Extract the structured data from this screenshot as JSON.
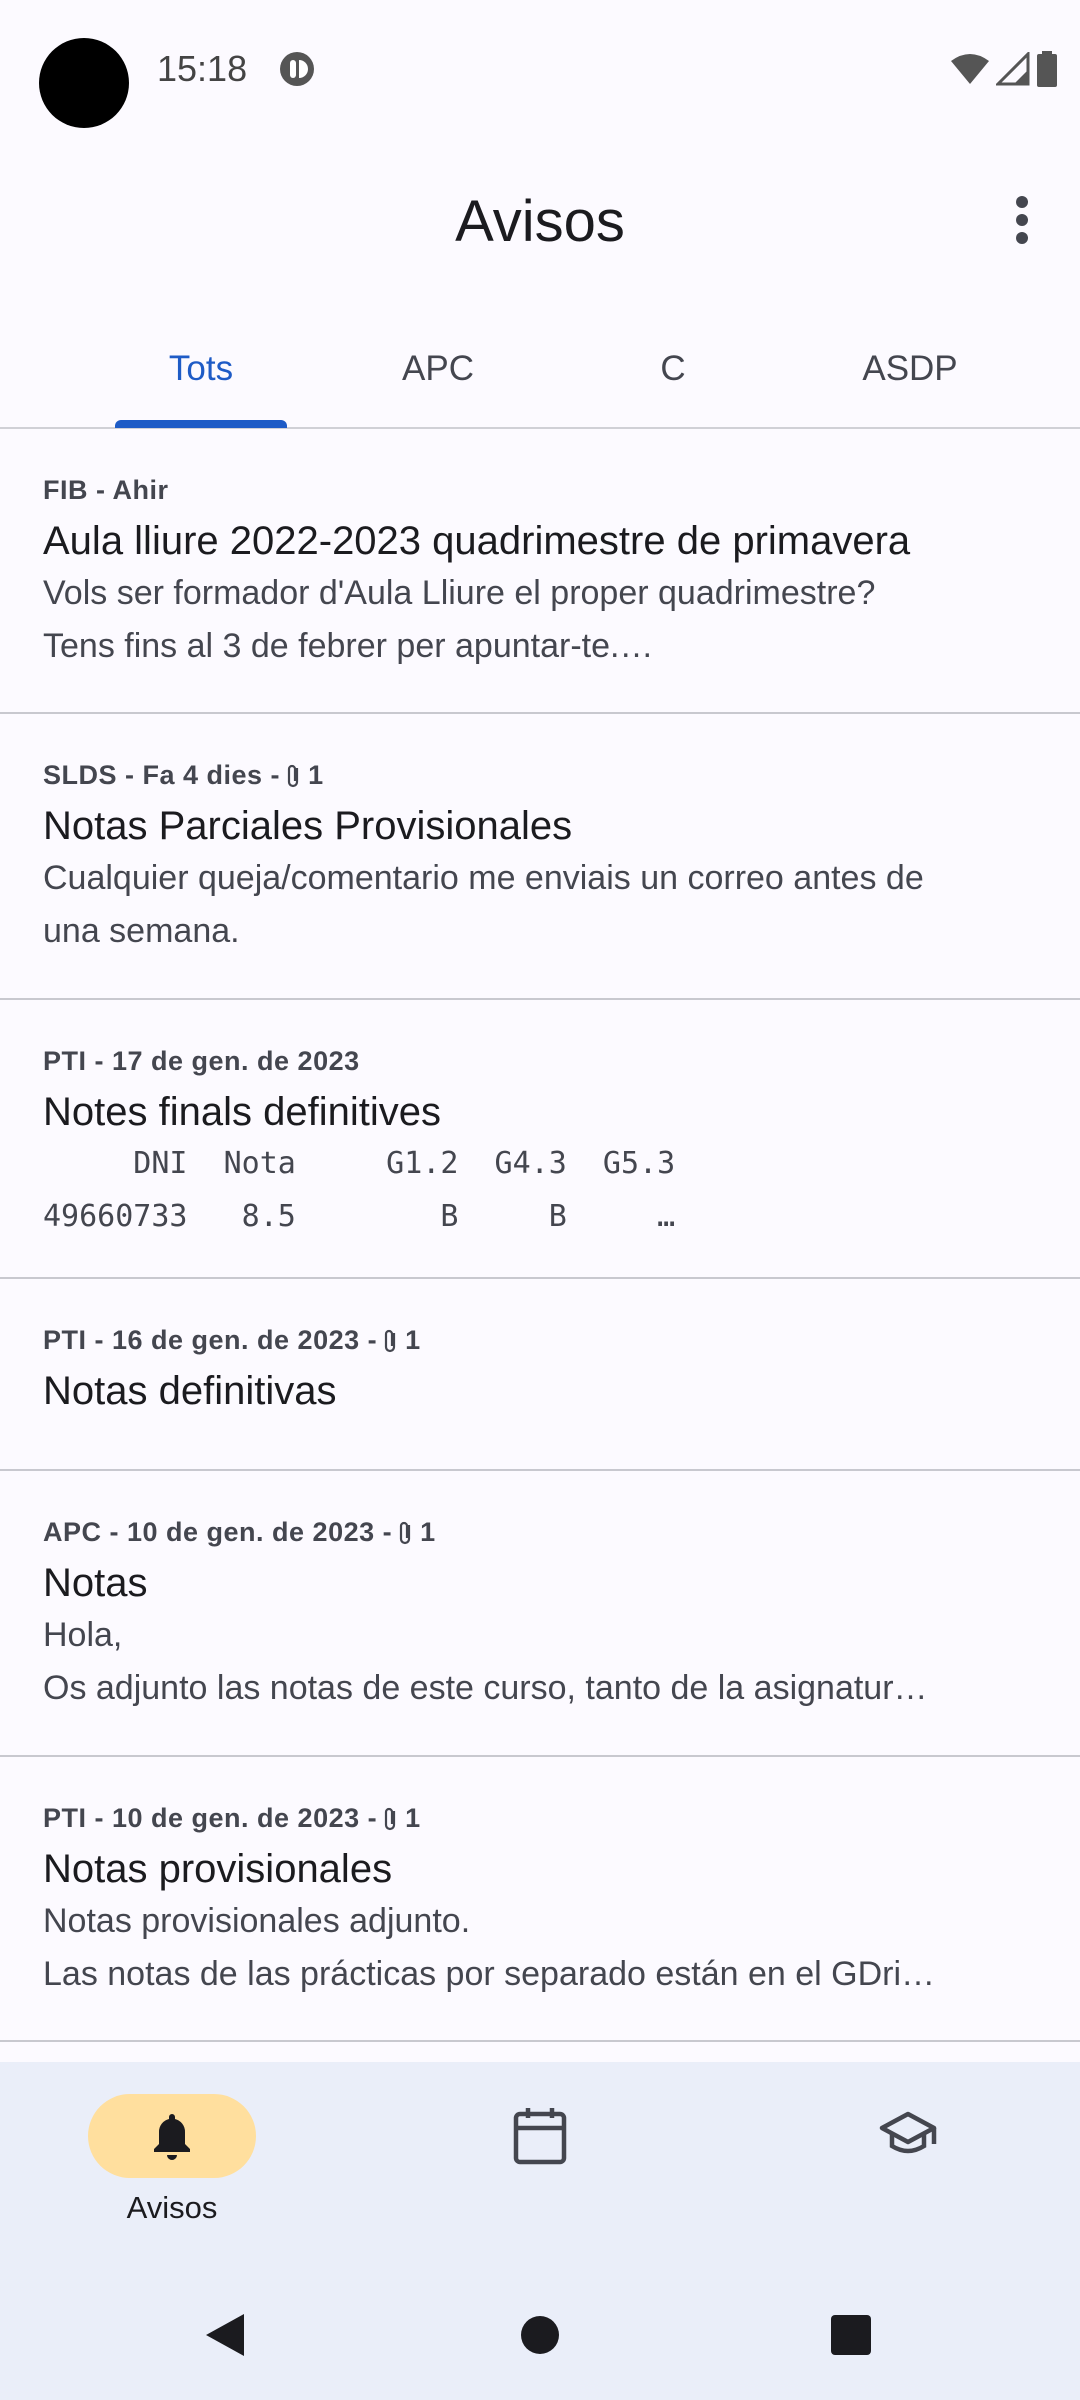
{
  "status_bar": {
    "time": "15:18",
    "icons": [
      "camera-cutout",
      "app-notification-icon",
      "wifi-icon",
      "cellular-signal-icon",
      "battery-icon"
    ]
  },
  "header": {
    "title": "Avisos",
    "menu_icon": "more-vert-icon"
  },
  "tabs": [
    {
      "label": "Tots",
      "active": true
    },
    {
      "label": "APC",
      "active": false
    },
    {
      "label": "C",
      "active": false
    },
    {
      "label": "ASDP",
      "active": false
    }
  ],
  "notices": [
    {
      "meta": "FIB - Ahir",
      "attachments": "",
      "title": "Aula lliure 2022-2023 quadrimestre de primavera",
      "body": [
        "Vols ser formador d'Aula Lliure el proper quadrimestre?",
        "Tens fins al 3 de febrer per apuntar-te.…"
      ]
    },
    {
      "meta": "SLDS - Fa 4 dies -",
      "attachments": "1",
      "title": "Notas Parciales Provisionales",
      "body": [
        "Cualquier queja/comentario me enviais un correo antes de",
        "una semana."
      ]
    },
    {
      "meta": "PTI - 17 de gen. de 2023",
      "attachments": "",
      "title": "Notes finals definitives",
      "body": [
        "     DNI  Nota     G1.2  G4.3  G5.3",
        "49660733   8.5        B     B     …"
      ]
    },
    {
      "meta": "PTI - 16 de gen. de 2023 -",
      "attachments": "1",
      "title": "Notas definitivas",
      "body": []
    },
    {
      "meta": "APC - 10 de gen. de 2023 -",
      "attachments": "1",
      "title": "Notas",
      "body": [
        "Hola,",
        "Os adjunto las notas de este curso, tanto de la asignatur…"
      ]
    },
    {
      "meta": "PTI - 10 de gen. de 2023 -",
      "attachments": "1",
      "title": "Notas provisionales",
      "body": [
        "Notas provisionales adjunto.",
        "Las notas de las prácticas por separado están en el GDri…"
      ]
    }
  ],
  "bottom_nav": [
    {
      "label": "Avisos",
      "icon": "bell-icon",
      "active": true
    },
    {
      "label": "",
      "icon": "calendar-icon",
      "active": false
    },
    {
      "label": "",
      "icon": "graduation-cap-icon",
      "active": false
    }
  ],
  "system_nav": [
    "back-icon",
    "home-icon",
    "recents-icon"
  ],
  "colors": {
    "accent": "#1e5bc6",
    "nav_active_pill": "#ffdf9e",
    "nav_background": "#eaeef9",
    "background": "#fcfaff"
  }
}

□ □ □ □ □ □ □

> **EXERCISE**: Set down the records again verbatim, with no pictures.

> **YOUR SOLUTION**:
Extract the structured data from this screenshot as JSON.
{
  "status_bar": {
    "time": "15:18",
    "icons": [
      "camera-cutout",
      "app-notification-icon",
      "wifi-icon",
      "cellular-signal-icon",
      "battery-icon"
    ]
  },
  "header": {
    "title": "Avisos",
    "menu_icon": "more-vert-icon"
  },
  "tabs": [
    {
      "label": "Tots",
      "active": true
    },
    {
      "label": "APC",
      "active": false
    },
    {
      "label": "C",
      "active": false
    },
    {
      "label": "ASDP",
      "active": false
    }
  ],
  "notices": [
    {
      "meta": "FIB - Ahir",
      "attachments": "",
      "title": "Aula lliure 2022-2023 quadrimestre de primavera",
      "body": [
        "Vols ser formador d'Aula Lliure el proper quadrimestre?",
        "Tens fins al 3 de febrer per apuntar-te.…"
      ]
    },
    {
      "meta": "SLDS - Fa 4 dies -",
      "attachments": "1",
      "title": "Notas Parciales Provisionales",
      "body": [
        "Cualquier queja/comentario me enviais un correo antes de",
        "una semana."
      ]
    },
    {
      "meta": "PTI - 17 de gen. de 2023",
      "attachments": "",
      "title": "Notes finals definitives",
      "body": [
        "     DNI  Nota     G1.2  G4.3  G5.3",
        "49660733   8.5        B     B     …"
      ]
    },
    {
      "meta": "PTI - 16 de gen. de 2023 -",
      "attachments": "1",
      "title": "Notas definitivas",
      "body": []
    },
    {
      "meta": "APC - 10 de gen. de 2023 -",
      "attachments": "1",
      "title": "Notas",
      "body": [
        "Hola,",
        "Os adjunto las notas de este curso, tanto de la asignatur…"
      ]
    },
    {
      "meta": "PTI - 10 de gen. de 2023 -",
      "attachments": "1",
      "title": "Notas provisionales",
      "body": [
        "Notas provisionales adjunto.",
        "Las notas de las prácticas por separado están en el GDri…"
      ]
    }
  ],
  "bottom_nav": [
    {
      "label": "Avisos",
      "icon": "bell-icon",
      "active": true
    },
    {
      "label": "",
      "icon": "calendar-icon",
      "active": false
    },
    {
      "label": "",
      "icon": "graduation-cap-icon",
      "active": false
    }
  ],
  "system_nav": [
    "back-icon",
    "home-icon",
    "recents-icon"
  ],
  "colors": {
    "accent": "#1e5bc6",
    "nav_active_pill": "#ffdf9e",
    "nav_background": "#eaeef9",
    "background": "#fcfaff"
  }
}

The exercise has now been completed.